EXERCISE
Would you please copy each line below that includes the string "icon"?

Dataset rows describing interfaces
◆ ◆ ◆

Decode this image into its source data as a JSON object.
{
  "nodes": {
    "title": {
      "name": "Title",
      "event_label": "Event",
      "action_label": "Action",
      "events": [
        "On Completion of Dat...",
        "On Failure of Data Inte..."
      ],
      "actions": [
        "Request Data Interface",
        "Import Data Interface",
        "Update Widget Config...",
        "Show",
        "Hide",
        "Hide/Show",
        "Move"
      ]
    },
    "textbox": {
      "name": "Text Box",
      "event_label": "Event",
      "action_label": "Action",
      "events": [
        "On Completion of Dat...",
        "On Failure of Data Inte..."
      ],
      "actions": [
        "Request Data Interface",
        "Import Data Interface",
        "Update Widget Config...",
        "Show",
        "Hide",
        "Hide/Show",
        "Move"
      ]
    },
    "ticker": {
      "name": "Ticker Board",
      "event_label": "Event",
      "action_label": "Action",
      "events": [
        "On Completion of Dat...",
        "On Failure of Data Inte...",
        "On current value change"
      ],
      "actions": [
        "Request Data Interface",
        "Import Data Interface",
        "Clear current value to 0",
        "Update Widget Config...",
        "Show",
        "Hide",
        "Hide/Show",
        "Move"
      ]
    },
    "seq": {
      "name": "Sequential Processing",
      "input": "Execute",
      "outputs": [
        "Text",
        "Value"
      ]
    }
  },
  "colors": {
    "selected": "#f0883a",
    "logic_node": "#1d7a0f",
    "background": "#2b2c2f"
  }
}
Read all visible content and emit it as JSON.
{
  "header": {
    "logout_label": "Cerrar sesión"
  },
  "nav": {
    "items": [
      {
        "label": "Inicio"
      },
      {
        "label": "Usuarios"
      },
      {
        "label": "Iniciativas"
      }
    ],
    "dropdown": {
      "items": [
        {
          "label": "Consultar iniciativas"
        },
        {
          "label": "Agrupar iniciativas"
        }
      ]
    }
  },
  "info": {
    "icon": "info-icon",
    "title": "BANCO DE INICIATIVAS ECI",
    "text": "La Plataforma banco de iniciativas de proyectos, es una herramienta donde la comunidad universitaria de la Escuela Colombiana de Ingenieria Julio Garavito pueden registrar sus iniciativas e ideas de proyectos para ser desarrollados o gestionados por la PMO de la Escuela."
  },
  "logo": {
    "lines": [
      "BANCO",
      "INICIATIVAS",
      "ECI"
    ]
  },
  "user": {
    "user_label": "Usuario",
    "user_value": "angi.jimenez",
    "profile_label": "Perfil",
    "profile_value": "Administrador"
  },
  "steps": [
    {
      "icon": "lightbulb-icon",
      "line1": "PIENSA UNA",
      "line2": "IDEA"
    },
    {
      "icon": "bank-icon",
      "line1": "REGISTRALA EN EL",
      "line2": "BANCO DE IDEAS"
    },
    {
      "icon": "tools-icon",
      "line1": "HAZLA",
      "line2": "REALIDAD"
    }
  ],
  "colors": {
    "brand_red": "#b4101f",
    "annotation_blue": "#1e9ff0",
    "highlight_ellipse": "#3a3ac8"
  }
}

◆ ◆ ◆

PROBLEM SOLUTION
    "icon": "info-icon",
      "icon": "lightbulb-icon",
      "icon": "bank-icon",
      "icon": "tools-icon",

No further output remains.